The Top 12 Texas Junk Foods: 1981 and Now
Assistant music editor Craig Hlavaty recently purchased a 1981 edition of The Genuine Texas Handbook, a guide to all things Texan. It's an often-tongue-in-cheek look at the people, places, outfits, songs, foods and more that made someone Texan 31 years ago. Incidentally, the book and I are the same age, so we'll be featuring excerpts from the handbook's food chapter (entitled, fittingly, "Love & Lard") over the next few weeks to see how Texas has changed during the course of this food writer's lifetime.
Photo by Troy Fields The Frito pie has earned its place on both lists.

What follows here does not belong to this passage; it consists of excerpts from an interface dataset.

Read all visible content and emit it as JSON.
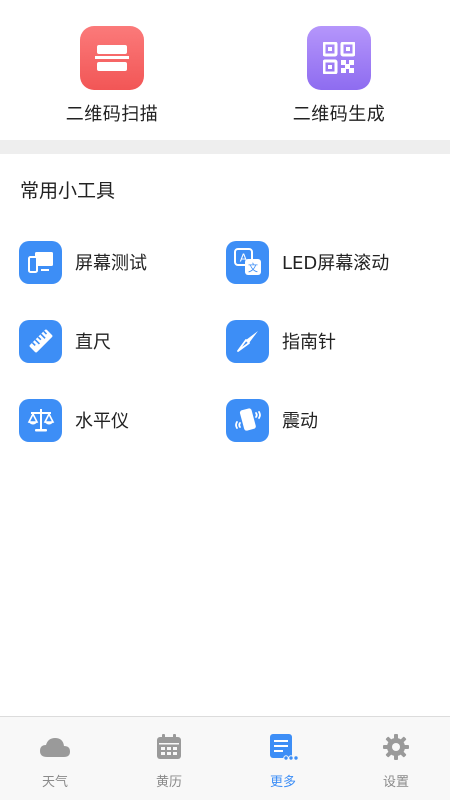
{
  "scan": {
    "scan_label": "二维码扫描",
    "generate_label": "二维码生成"
  },
  "section": {
    "title": "常用小工具"
  },
  "tools": [
    {
      "label": "屏幕测试",
      "icon": "screen-test-icon"
    },
    {
      "label": "LED屏幕滚动",
      "icon": "translate-icon"
    },
    {
      "label": "直尺",
      "icon": "ruler-icon"
    },
    {
      "label": "指南针",
      "icon": "compass-icon"
    },
    {
      "label": "水平仪",
      "icon": "balance-icon"
    },
    {
      "label": "震动",
      "icon": "vibrate-icon"
    }
  ],
  "nav": {
    "items": [
      {
        "label": "天气",
        "icon": "cloud-icon"
      },
      {
        "label": "黄历",
        "icon": "calendar-icon"
      },
      {
        "label": "更多",
        "icon": "more-list-icon",
        "active": true
      },
      {
        "label": "设置",
        "icon": "gear-icon"
      }
    ]
  },
  "colors": {
    "accent": "#3d8ef6",
    "scan_red": "#f25656",
    "generate_purple": "#8e6cf0",
    "nav_inactive": "#8a8a8a",
    "divider": "#eeeeee"
  }
}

At the beginning of The Genuine Texas Handbook's food section, author Rosemary Kent points out that there are only three truly Texan food groups -- barbecue, Tex-Mex and chicken fried steak -- to which the majority of the coverage in "Love & Lard" is dedicated. "The Big Food Three," as she calls them, "are Texas's most distinguished contributions to American cuisine."

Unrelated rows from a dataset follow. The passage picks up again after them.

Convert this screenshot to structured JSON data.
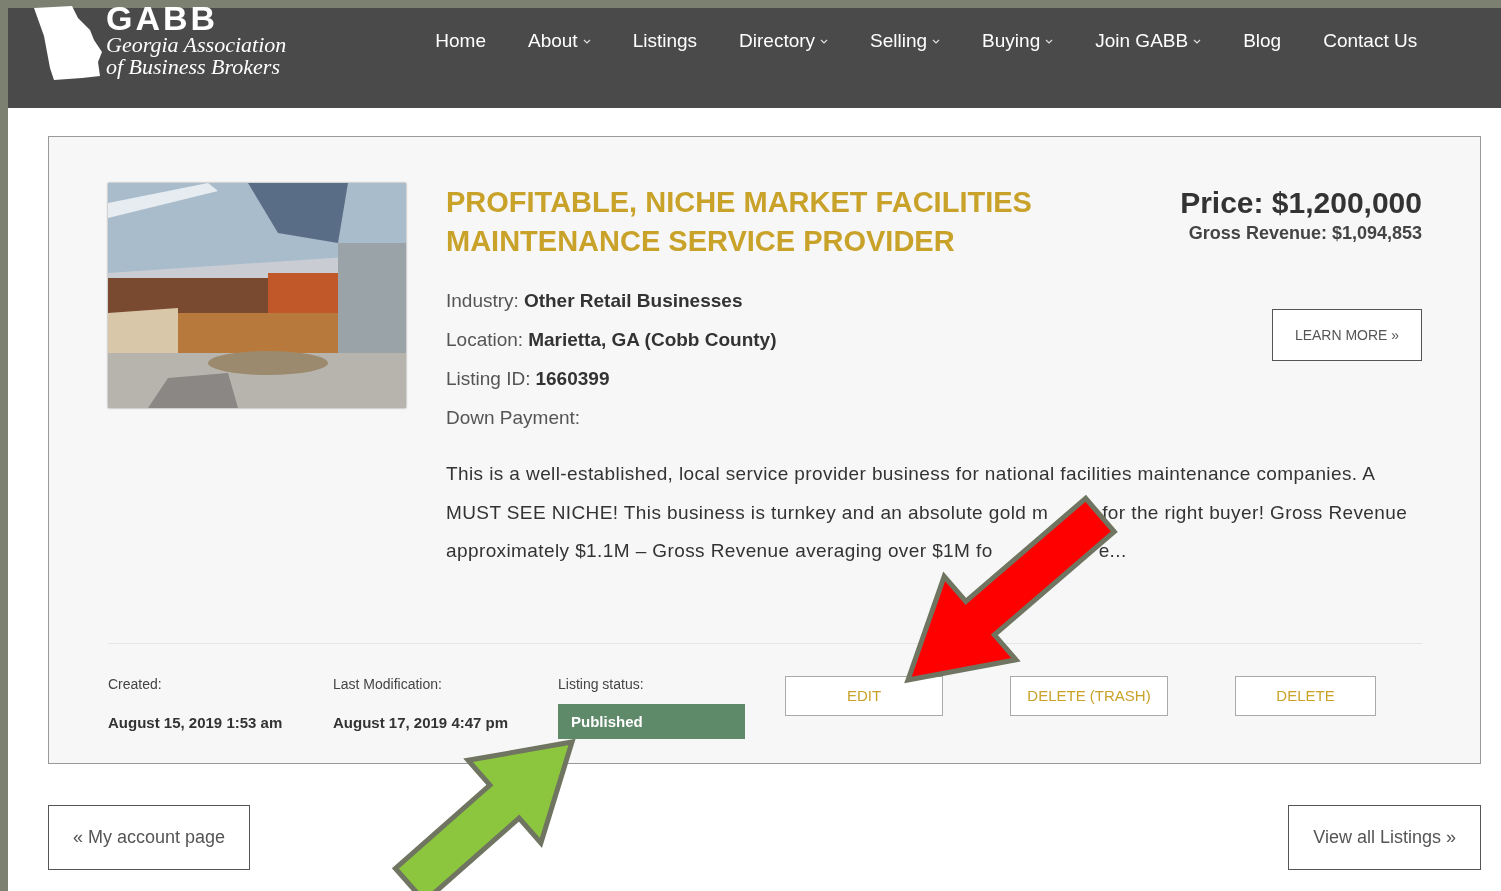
{
  "header": {
    "logo": {
      "title": "GABB",
      "subtitle_1": "Georgia Association",
      "subtitle_2": "of Business Brokers"
    },
    "nav": [
      {
        "label": "Home",
        "dropdown": false
      },
      {
        "label": "About",
        "dropdown": true
      },
      {
        "label": "Listings",
        "dropdown": false
      },
      {
        "label": "Directory",
        "dropdown": true
      },
      {
        "label": "Selling",
        "dropdown": true
      },
      {
        "label": "Buying",
        "dropdown": true
      },
      {
        "label": "Join GABB",
        "dropdown": true
      },
      {
        "label": "Blog",
        "dropdown": false
      },
      {
        "label": "Contact Us",
        "dropdown": false
      }
    ]
  },
  "listing": {
    "image": {
      "kind": "picture"
    },
    "title": "PROFITABLE, NICHE MARKET FACILITIES MAINTENANCE SERVICE PROVIDER",
    "price": "Price: $1,200,000",
    "gross_revenue": "Gross Revenue: $1,094,853",
    "learn_more": "LEARN MORE »",
    "details": [
      {
        "label": "Industry:",
        "value": "Other Retail Businesses"
      },
      {
        "label": "Location:",
        "value": "Marietta, GA (Cobb County)"
      },
      {
        "label": "Listing ID:",
        "value": "1660399"
      },
      {
        "label": "Down Payment:"
      }
    ],
    "description": [
      "This is a well-established, local service provider business for national facilities maintenance companies. A MUST SEE NICHE! This business is turnkey and an absolute gold m",
      "for the right buyer! Gross Revenue approximately $1.1M – Gross Revenue averaging over $1M fo",
      "e..."
    ],
    "meta": [
      {
        "label": "Created:",
        "value": "August 15, 2019 1:53 am"
      },
      {
        "label": "Last Modification:",
        "value": "August 17, 2019 4:47 pm"
      },
      {
        "label": "Listing status:",
        "status": "Published"
      }
    ],
    "actions": [
      "EDIT",
      "DELETE (TRASH)",
      "DELETE"
    ]
  },
  "footer_links": [
    "« My account page",
    "View all Listings »"
  ],
  "annotations": [
    {
      "kind": "arrow",
      "color": "#ff0000"
    },
    {
      "kind": "arrow",
      "color": "#8cc63f"
    }
  ]
}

"All are basic, unpretentious, genuine and cheap," Kent writes, attributes which we, as Texans, still admire to this day.

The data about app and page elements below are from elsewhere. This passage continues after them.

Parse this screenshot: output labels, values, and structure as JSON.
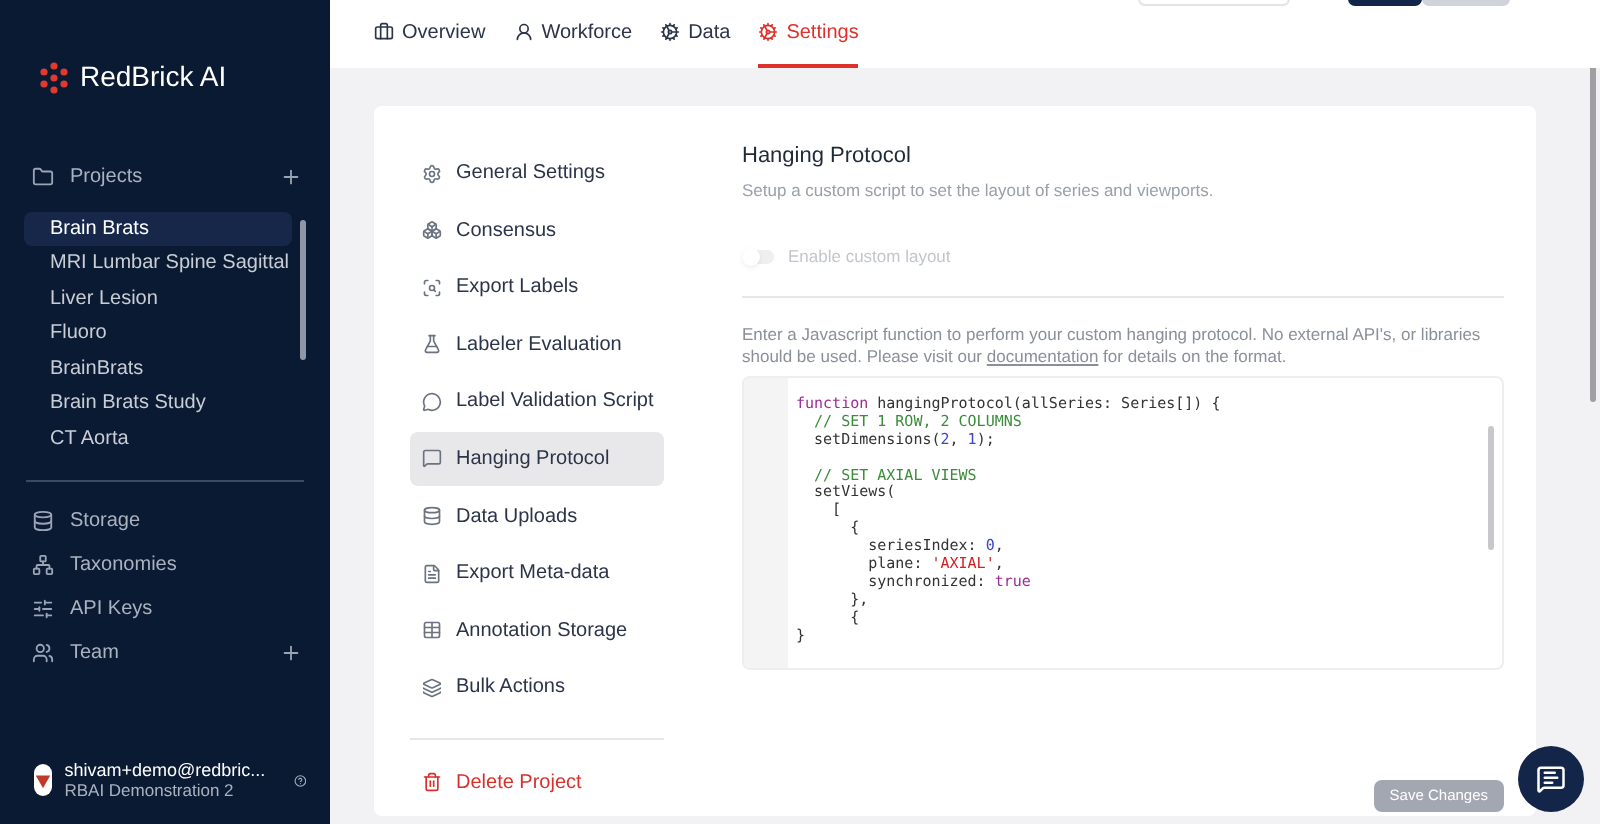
{
  "sidebar": {
    "logo": "RedBrick AI",
    "projects_header": {
      "label": "Projects",
      "add": true
    },
    "projects": [
      {
        "label": "Brain Brats",
        "selected": true
      },
      {
        "label": "MRI Lumbar Spine Sagittal",
        "selected": false
      },
      {
        "label": "Liver Lesion",
        "selected": false
      },
      {
        "label": "Fluoro",
        "selected": false
      },
      {
        "label": "BrainBrats",
        "selected": false
      },
      {
        "label": "Brain Brats Study",
        "selected": false
      },
      {
        "label": "CT Aorta",
        "selected": false
      }
    ],
    "nav": [
      {
        "label": "Storage",
        "add": false
      },
      {
        "label": "Taxonomies",
        "add": false
      },
      {
        "label": "API Keys",
        "add": false
      },
      {
        "label": "Team",
        "add": true
      }
    ],
    "user": {
      "email": "shivam+demo@redbric...",
      "org": "RBAI Demonstration 2"
    }
  },
  "tabs": [
    {
      "label": "Overview",
      "selected": false
    },
    {
      "label": "Workforce",
      "selected": false
    },
    {
      "label": "Data",
      "selected": false
    },
    {
      "label": "Settings",
      "selected": true
    }
  ],
  "settings_menu": [
    {
      "label": "General Settings",
      "selected": false,
      "kind": "normal"
    },
    {
      "label": "Consensus",
      "selected": false,
      "kind": "normal"
    },
    {
      "label": "Export Labels",
      "selected": false,
      "kind": "normal"
    },
    {
      "label": "Labeler Evaluation",
      "selected": false,
      "kind": "normal"
    },
    {
      "label": "Label Validation Script",
      "selected": false,
      "kind": "normal"
    },
    {
      "label": "Hanging Protocol",
      "selected": true,
      "kind": "normal"
    },
    {
      "label": "Data Uploads",
      "selected": false,
      "kind": "normal"
    },
    {
      "label": "Export Meta-data",
      "selected": false,
      "kind": "normal"
    },
    {
      "label": "Annotation Storage",
      "selected": false,
      "kind": "normal"
    },
    {
      "label": "Bulk Actions",
      "selected": false,
      "kind": "normal"
    },
    {
      "label": "Delete Project",
      "selected": false,
      "kind": "danger"
    }
  ],
  "panel": {
    "title": "Hanging Protocol",
    "subtitle": "Setup a custom script to set the layout of series and viewports.",
    "toggle": {
      "label": "Enable custom layout",
      "on": false,
      "disabled": true
    },
    "description": {
      "before": "Enter a Javascript function to perform your custom hanging protocol. No external API's, or libraries should be used. Please visit our",
      "link": "documentation",
      "after": "for details on the format."
    },
    "code": [
      {
        "kind": "code",
        "tokens": [
          {
            "t": "function",
            "kind": "keyword"
          },
          {
            "t": " hangingProtocol(allSeries: Series[]) {",
            "kind": "plain"
          }
        ]
      },
      {
        "kind": "code",
        "tokens": [
          {
            "t": "  // SET 1 ROW, 2 COLUMNS",
            "kind": "comment"
          }
        ]
      },
      {
        "kind": "code",
        "tokens": [
          {
            "t": "  setDimensions(",
            "kind": "plain"
          },
          {
            "t": "2",
            "kind": "number"
          },
          {
            "t": ", ",
            "kind": "plain"
          },
          {
            "t": "1",
            "kind": "number"
          },
          {
            "t": ");",
            "kind": "plain"
          }
        ]
      },
      {
        "kind": "blank"
      },
      {
        "kind": "code",
        "tokens": [
          {
            "t": "  // SET AXIAL VIEWS",
            "kind": "comment"
          }
        ]
      },
      {
        "kind": "code",
        "tokens": [
          {
            "t": "  setViews(",
            "kind": "plain"
          }
        ]
      },
      {
        "kind": "code",
        "tokens": [
          {
            "t": "    [",
            "kind": "plain"
          }
        ]
      },
      {
        "kind": "code",
        "tokens": [
          {
            "t": "      {",
            "kind": "plain"
          }
        ]
      },
      {
        "kind": "code",
        "tokens": [
          {
            "t": "        seriesIndex: ",
            "kind": "plain"
          },
          {
            "t": "0",
            "kind": "number"
          },
          {
            "t": ",",
            "kind": "plain"
          }
        ]
      },
      {
        "kind": "code",
        "tokens": [
          {
            "t": "        plane: ",
            "kind": "plain"
          },
          {
            "t": "'AXIAL'",
            "kind": "string"
          },
          {
            "t": ",",
            "kind": "plain"
          }
        ]
      },
      {
        "kind": "code",
        "tokens": [
          {
            "t": "        synchronized: ",
            "kind": "plain"
          },
          {
            "t": "true",
            "kind": "keyword"
          }
        ]
      },
      {
        "kind": "code",
        "tokens": [
          {
            "t": "      },",
            "kind": "plain"
          }
        ]
      },
      {
        "kind": "code",
        "tokens": [
          {
            "t": "      {",
            "kind": "plain"
          }
        ]
      },
      {
        "kind": "code",
        "tokens": [
          {
            "t": "}",
            "kind": "plain"
          }
        ]
      }
    ],
    "save_button": {
      "label": "Save Changes",
      "disabled": true
    }
  }
}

However, in an opening sidebar, Kent admits a preference for what she calls the 12 Texas Junk Foods:
Photo by Chris Devers Moon Pies and RC Cola: Junk food of the past?
1. Peanuts in Dr Pepper
2. Beef jerky
3. Frozen Snickers
4. Moon Pies
5. Corn dogs
6. Cream gravy poured over white bread, dotted with catsup, and cut into pieces
7. Frito pie
8. Pickled pigs' feet
9. Corn bread crumbled into a glass of buttermilk and eaten with an iced tea spoon
10. Jalapeño-stuffed olives
11. Hot dip made with Ro-tel tomatoes and Velveeta cheese
12. Hot okra pickles
Although it wasn't called queso at the time, we can all recognize the 11th entry on the list, which would still remain on a current list of favorite Texas junk foods. (Probably in the very first spot, at that.)
But others haven't stood the test of time as gracefully...